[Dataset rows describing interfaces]
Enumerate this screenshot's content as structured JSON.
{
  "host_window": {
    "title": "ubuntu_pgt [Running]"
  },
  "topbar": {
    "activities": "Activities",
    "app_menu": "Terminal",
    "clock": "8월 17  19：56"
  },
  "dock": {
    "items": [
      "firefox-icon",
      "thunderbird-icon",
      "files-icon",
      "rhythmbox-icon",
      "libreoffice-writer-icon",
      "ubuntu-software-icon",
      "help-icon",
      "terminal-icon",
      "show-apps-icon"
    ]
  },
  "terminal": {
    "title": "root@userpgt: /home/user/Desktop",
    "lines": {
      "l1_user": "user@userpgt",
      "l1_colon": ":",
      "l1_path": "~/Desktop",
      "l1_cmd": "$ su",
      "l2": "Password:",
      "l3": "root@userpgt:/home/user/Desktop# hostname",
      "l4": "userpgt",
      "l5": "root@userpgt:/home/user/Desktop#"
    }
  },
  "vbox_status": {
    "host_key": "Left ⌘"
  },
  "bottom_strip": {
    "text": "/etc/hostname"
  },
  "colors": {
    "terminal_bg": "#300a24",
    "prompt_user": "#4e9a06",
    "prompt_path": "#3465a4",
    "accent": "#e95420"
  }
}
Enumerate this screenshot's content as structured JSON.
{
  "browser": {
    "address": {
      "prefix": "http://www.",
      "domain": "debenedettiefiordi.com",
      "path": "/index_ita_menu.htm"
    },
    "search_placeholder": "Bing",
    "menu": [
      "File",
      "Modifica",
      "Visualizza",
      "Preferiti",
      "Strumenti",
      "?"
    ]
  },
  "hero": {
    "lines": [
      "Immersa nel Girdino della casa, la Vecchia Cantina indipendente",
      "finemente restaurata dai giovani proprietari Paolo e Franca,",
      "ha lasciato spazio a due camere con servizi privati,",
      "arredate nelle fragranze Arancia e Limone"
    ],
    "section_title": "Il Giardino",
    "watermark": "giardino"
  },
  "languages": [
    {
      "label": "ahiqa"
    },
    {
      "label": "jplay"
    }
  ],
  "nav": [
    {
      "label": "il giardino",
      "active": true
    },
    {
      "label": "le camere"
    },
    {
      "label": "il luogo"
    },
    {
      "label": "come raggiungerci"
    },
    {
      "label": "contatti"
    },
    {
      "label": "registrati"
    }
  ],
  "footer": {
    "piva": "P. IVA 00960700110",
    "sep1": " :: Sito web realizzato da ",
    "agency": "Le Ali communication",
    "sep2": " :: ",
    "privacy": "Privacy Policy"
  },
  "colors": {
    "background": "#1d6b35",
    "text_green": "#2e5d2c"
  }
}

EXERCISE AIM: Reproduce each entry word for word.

YOUR RESPONSE:
Enumerate this screenshot's content as structured JSON.
{
  "host_window": {
    "title": "ubuntu_pgt [Running]"
  },
  "topbar": {
    "activities": "Activities",
    "app_menu": "Terminal",
    "clock": "8월 17  19：56"
  },
  "dock": {
    "items": [
      "firefox-icon",
      "thunderbird-icon",
      "files-icon",
      "rhythmbox-icon",
      "libreoffice-writer-icon",
      "ubuntu-software-icon",
      "help-icon",
      "terminal-icon",
      "show-apps-icon"
    ]
  },
  "terminal": {
    "title": "root@userpgt: /home/user/Desktop",
    "lines": {
      "l1_user": "user@userpgt",
      "l1_colon": ":",
      "l1_path": "~/Desktop",
      "l1_cmd": "$ su",
      "l2": "Password:",
      "l3": "root@userpgt:/home/user/Desktop# hostname",
      "l4": "userpgt",
      "l5": "root@userpgt:/home/user/Desktop#"
    }
  },
  "vbox_status": {
    "host_key": "Left ⌘"
  },
  "bottom_strip": {
    "text": "/etc/hostname"
  },
  "colors": {
    "terminal_bg": "#300a24",
    "prompt_user": "#4e9a06",
    "prompt_path": "#3465a4",
    "accent": "#e95420"
  }
}
Enumerate this screenshot's content as structured JSON.
{
  "browser": {
    "address": {
      "prefix": "http://www.",
      "domain": "debenedettiefiordi.com",
      "path": "/index_ita_menu.htm"
    },
    "search_placeholder": "Bing",
    "menu": [
      "File",
      "Modifica",
      "Visualizza",
      "Preferiti",
      "Strumenti",
      "?"
    ]
  },
  "hero": {
    "lines": [
      "Immersa nel Girdino della casa, la Vecchia Cantina indipendente",
      "finemente restaurata dai giovani proprietari Paolo e Franca,",
      "ha lasciato spazio a due camere con servizi privati,",
      "arredate nelle fragranze Arancia e Limone"
    ],
    "section_title": "Il Giardino",
    "watermark": "giardino"
  },
  "languages": [
    {
      "label": "ahiqa"
    },
    {
      "label": "jplay"
    }
  ],
  "nav": [
    {
      "label": "il giardino",
      "active": true
    },
    {
      "label": "le camere"
    },
    {
      "label": "il luogo"
    },
    {
      "label": "come raggiungerci"
    },
    {
      "label": "contatti"
    },
    {
      "label": "registrati"
    }
  ],
  "footer": {
    "piva": "P. IVA 00960700110",
    "sep1": " :: Sito web realizzato da ",
    "agency": "Le Ali communication",
    "sep2": " :: ",
    "privacy": "Privacy Policy"
  },
  "colors": {
    "background": "#1d6b35",
    "text_green": "#2e5d2c"
  }
}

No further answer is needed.